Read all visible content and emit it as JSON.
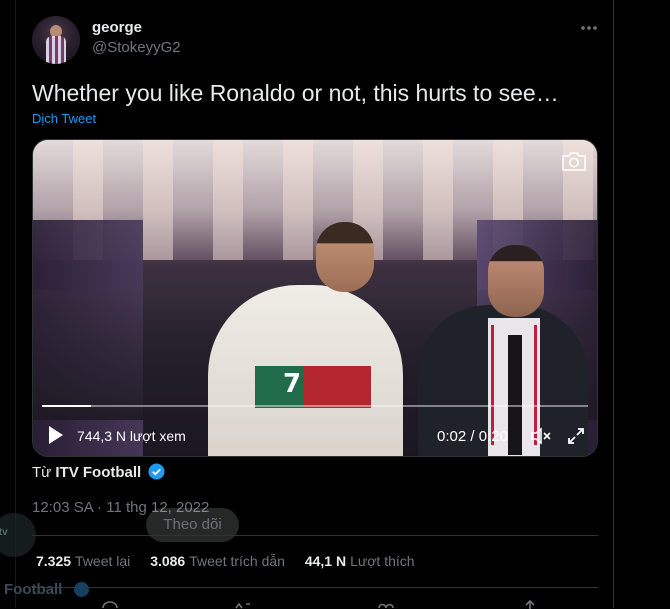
{
  "tweet": {
    "display_name": "george",
    "handle": "@StokeyyG2",
    "more_icon": "more-dots-icon",
    "text": "Whether you like Ronaldo or not, this hurts to see…",
    "translate_label": "Dịch Tweet",
    "timestamp": "12:03 SA · 11 thg 12, 2022"
  },
  "video": {
    "views": "744,3 N lượt xem",
    "time": "0:02 / 0:20",
    "progress": 0.09,
    "jersey_number": "7"
  },
  "source": {
    "prefix": "Từ",
    "name": "ITV Football"
  },
  "overlay": {
    "follow_label": "Theo dõi",
    "ghost_logo_text": "itv",
    "ghost_account_name": "Football"
  },
  "stats": [
    {
      "count": "7.325",
      "label": "Tweet lại"
    },
    {
      "count": "3.086",
      "label": "Tweet trích dẫn"
    },
    {
      "count": "44,1 N",
      "label": "Lượt thích"
    }
  ],
  "colors": {
    "accent": "#1d9bf0",
    "text": "#e7e9ea",
    "muted": "#71767b",
    "background": "#000000"
  }
}
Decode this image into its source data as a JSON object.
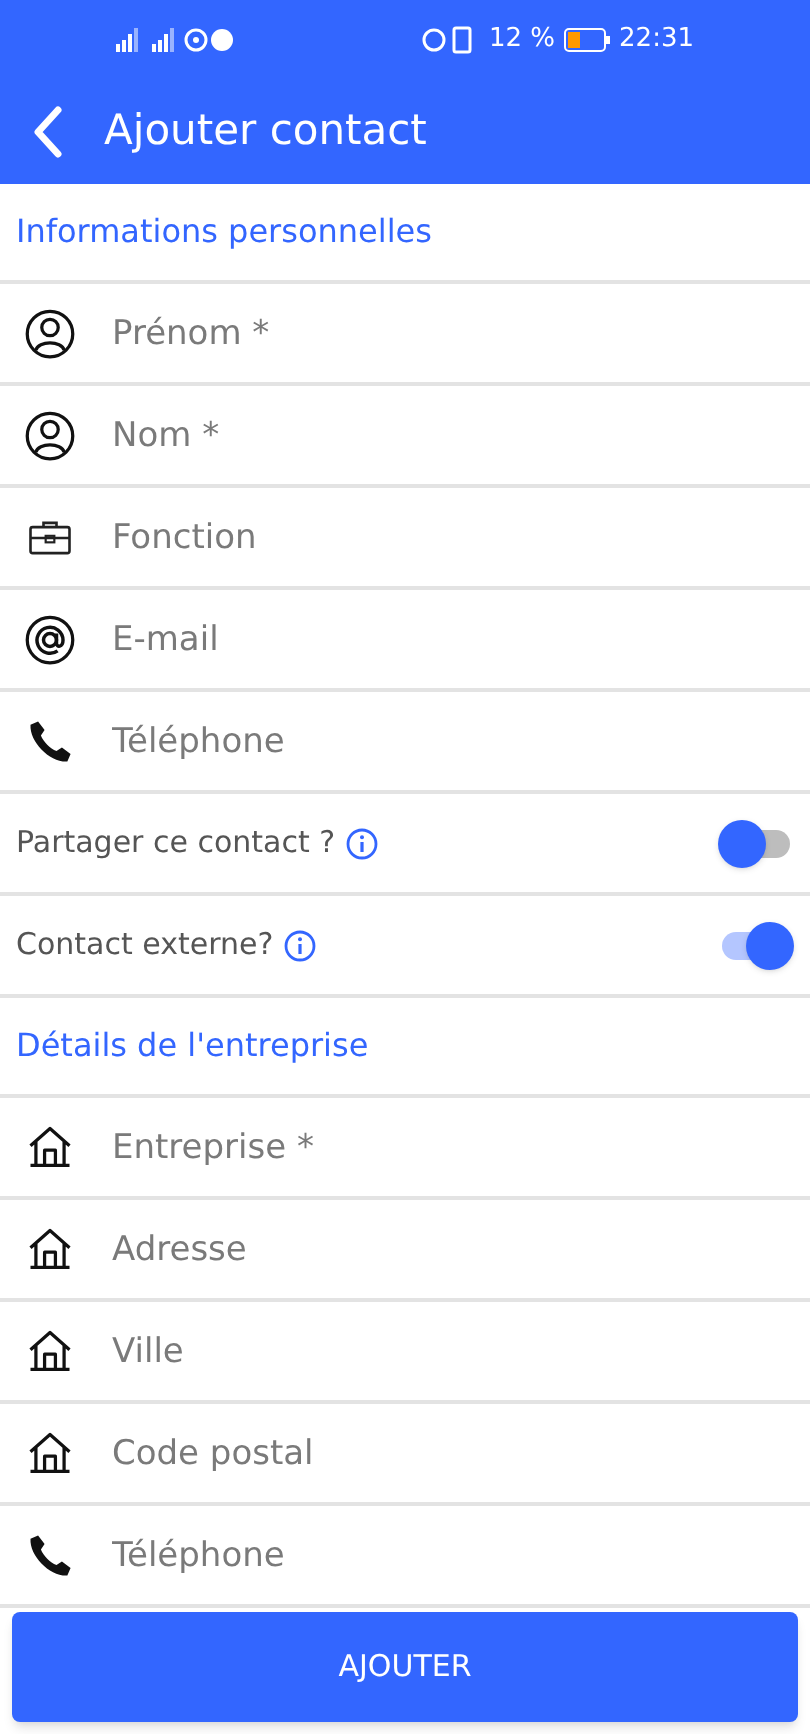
{
  "status_bar": {
    "battery": "12 %",
    "time": "22:31"
  },
  "header": {
    "title": "Ajouter contact"
  },
  "sections": [
    {
      "title": "Informations personnelles",
      "rows": [
        {
          "kind": "name",
          "placeholder": "Prénom *"
        },
        {
          "kind": "name",
          "placeholder": "Nom *"
        },
        {
          "kind": "job",
          "placeholder": "Fonction"
        },
        {
          "kind": "email",
          "placeholder": "E-mail"
        },
        {
          "kind": "phone",
          "placeholder": "Téléphone"
        },
        {
          "kind": "toggle",
          "label": "Partager ce contact ?",
          "on": false
        },
        {
          "kind": "toggle",
          "label": "Contact externe?",
          "on": true
        }
      ]
    },
    {
      "title": "Détails de l'entreprise",
      "rows": [
        {
          "kind": "address",
          "placeholder": "Entreprise *"
        },
        {
          "kind": "address",
          "placeholder": "Adresse"
        },
        {
          "kind": "address",
          "placeholder": "Ville"
        },
        {
          "kind": "address",
          "placeholder": "Code postal"
        },
        {
          "kind": "phone",
          "placeholder": "Téléphone"
        }
      ]
    }
  ],
  "submit": {
    "label": "AJOUTER"
  }
}
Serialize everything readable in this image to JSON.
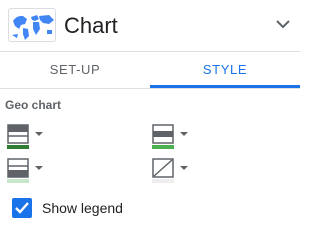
{
  "header": {
    "title": "Chart",
    "thumbnail_icon": "world-map-icon",
    "collapse_icon": "chevron-down-icon"
  },
  "tabs": [
    {
      "label": "SET-UP",
      "active": false
    },
    {
      "label": "STYLE",
      "active": true
    }
  ],
  "section": {
    "title": "Geo chart"
  },
  "color_pickers": [
    {
      "name": "max-color",
      "icon": "color-scale-icon",
      "color": "#2e7d32"
    },
    {
      "name": "mid-color",
      "icon": "color-scale-icon",
      "color": "#4caf50"
    },
    {
      "name": "min-color",
      "icon": "color-scale-icon",
      "color": "#c8e6c9"
    },
    {
      "name": "no-data-color",
      "icon": "no-fill-icon",
      "color": "#eeeeee"
    }
  ],
  "legend": {
    "label": "Show legend",
    "checked": true
  },
  "colors": {
    "accent": "#1a73e8",
    "text": "#202124",
    "muted": "#5f6368"
  }
}
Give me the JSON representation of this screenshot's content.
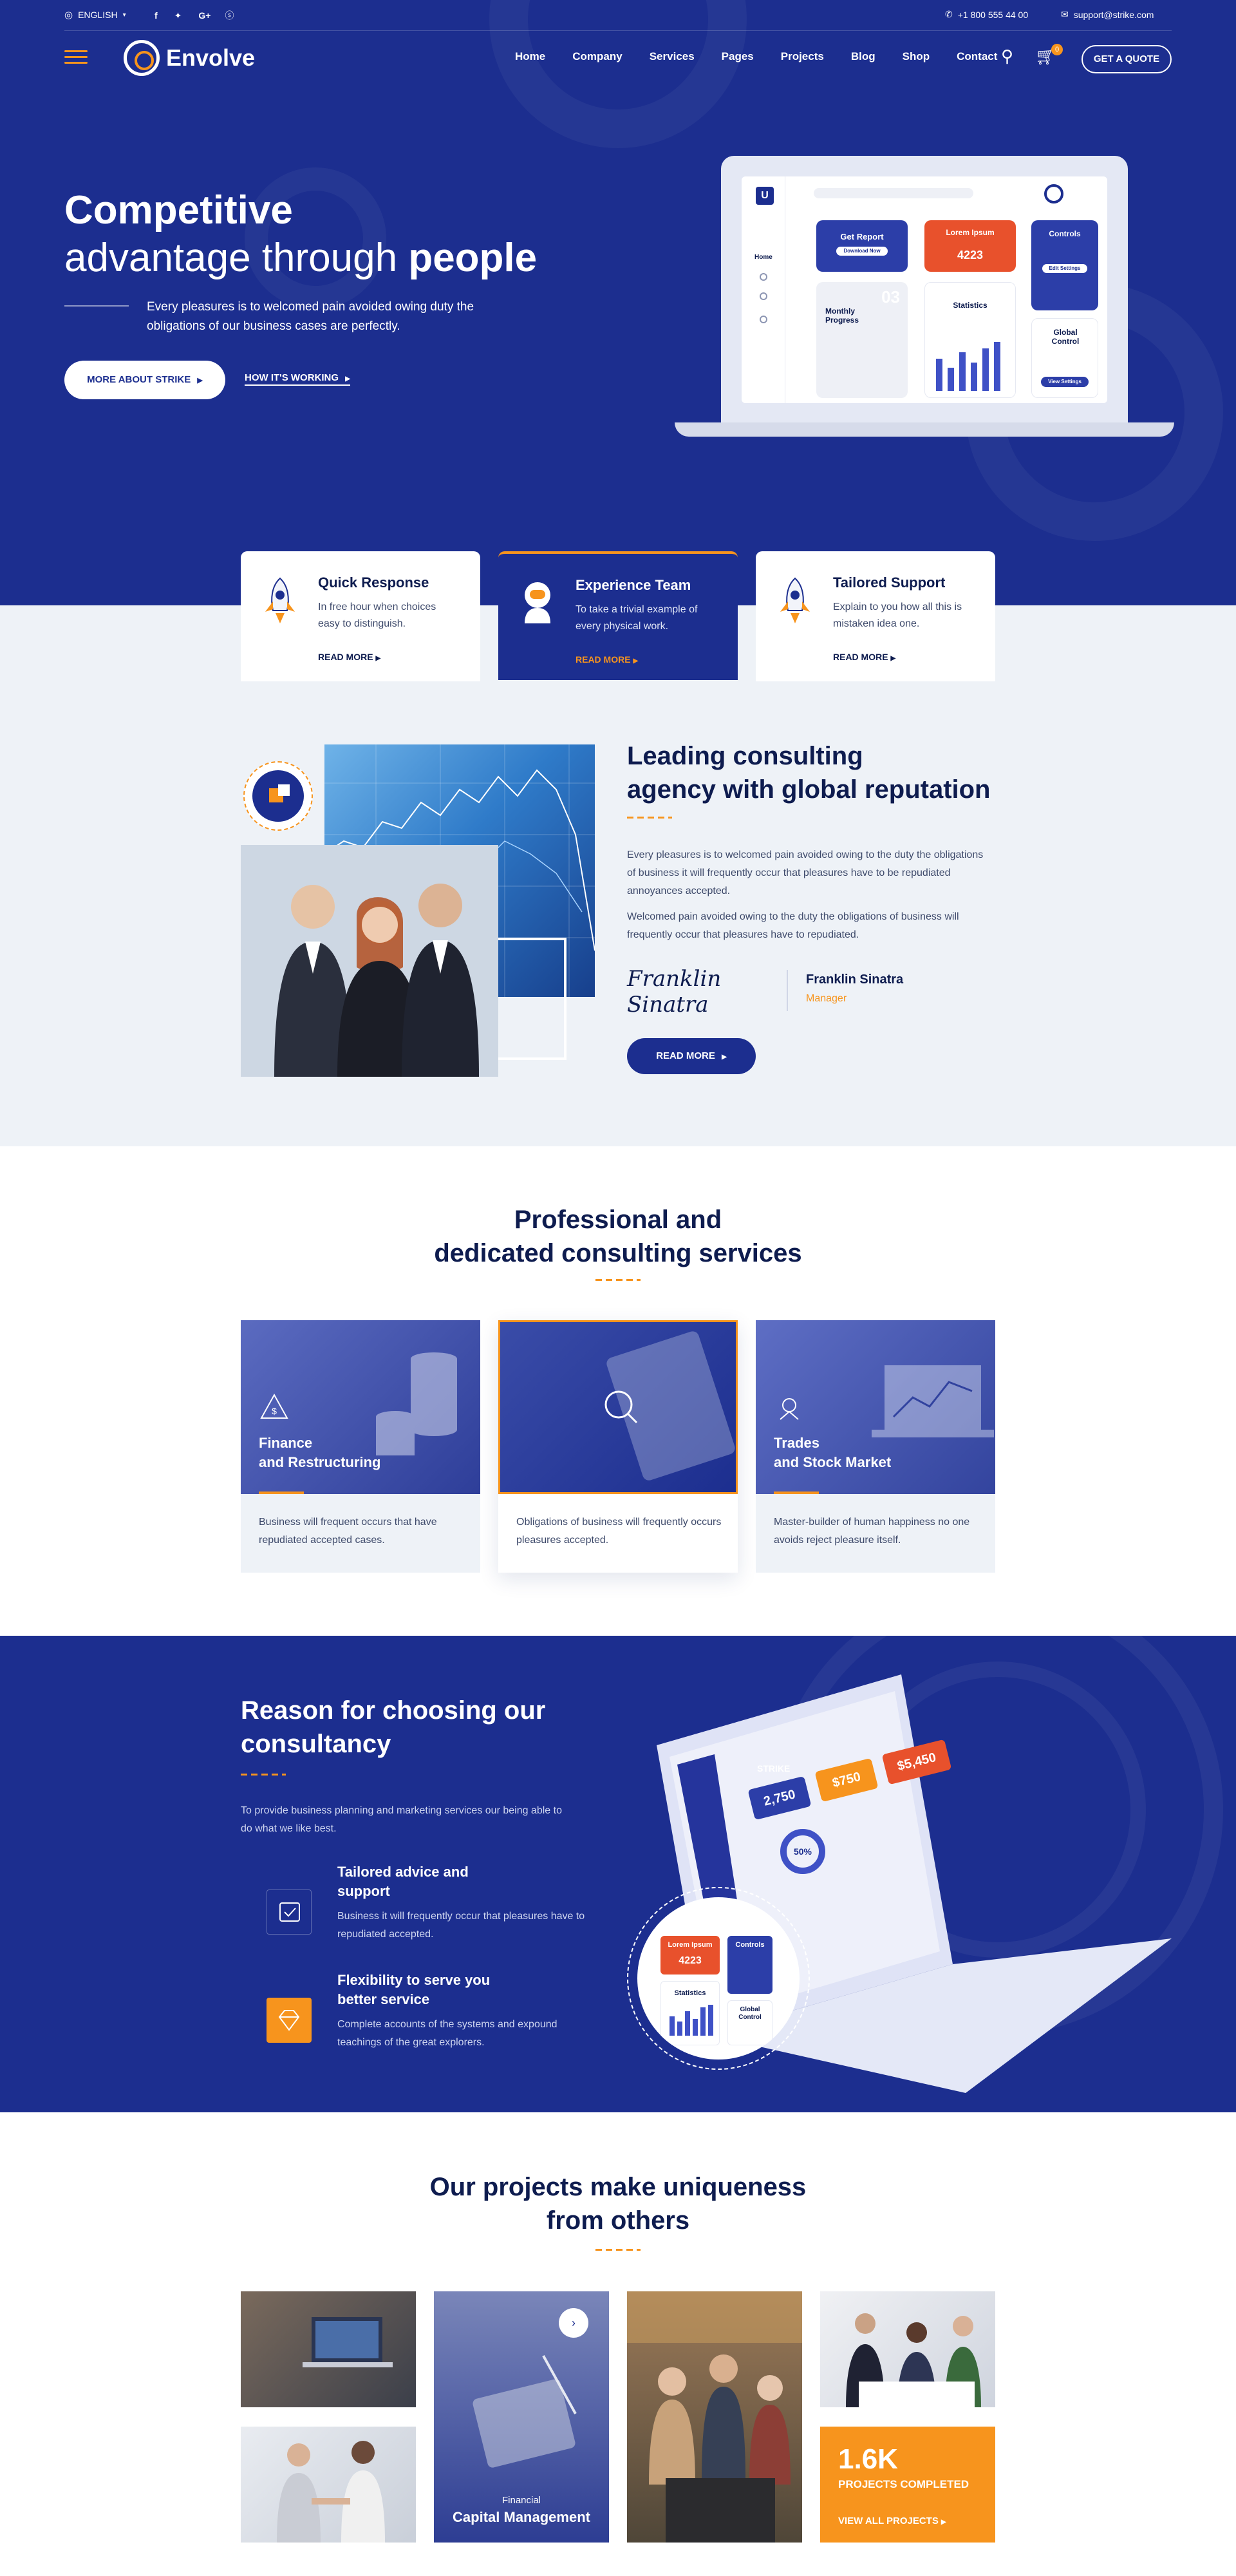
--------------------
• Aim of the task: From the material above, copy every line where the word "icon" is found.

• Exercise solution:
    "more_icon": "more-dots-icon",
    "thumbnail_icon": "world-map-icon",
    "collapse_icon": "chevron-down-icon"
      "icon": "color-scale-icon",
      "icon": "color-scale-icon",
      "icon": "color-scale-icon",
      "icon": "no-fill-icon",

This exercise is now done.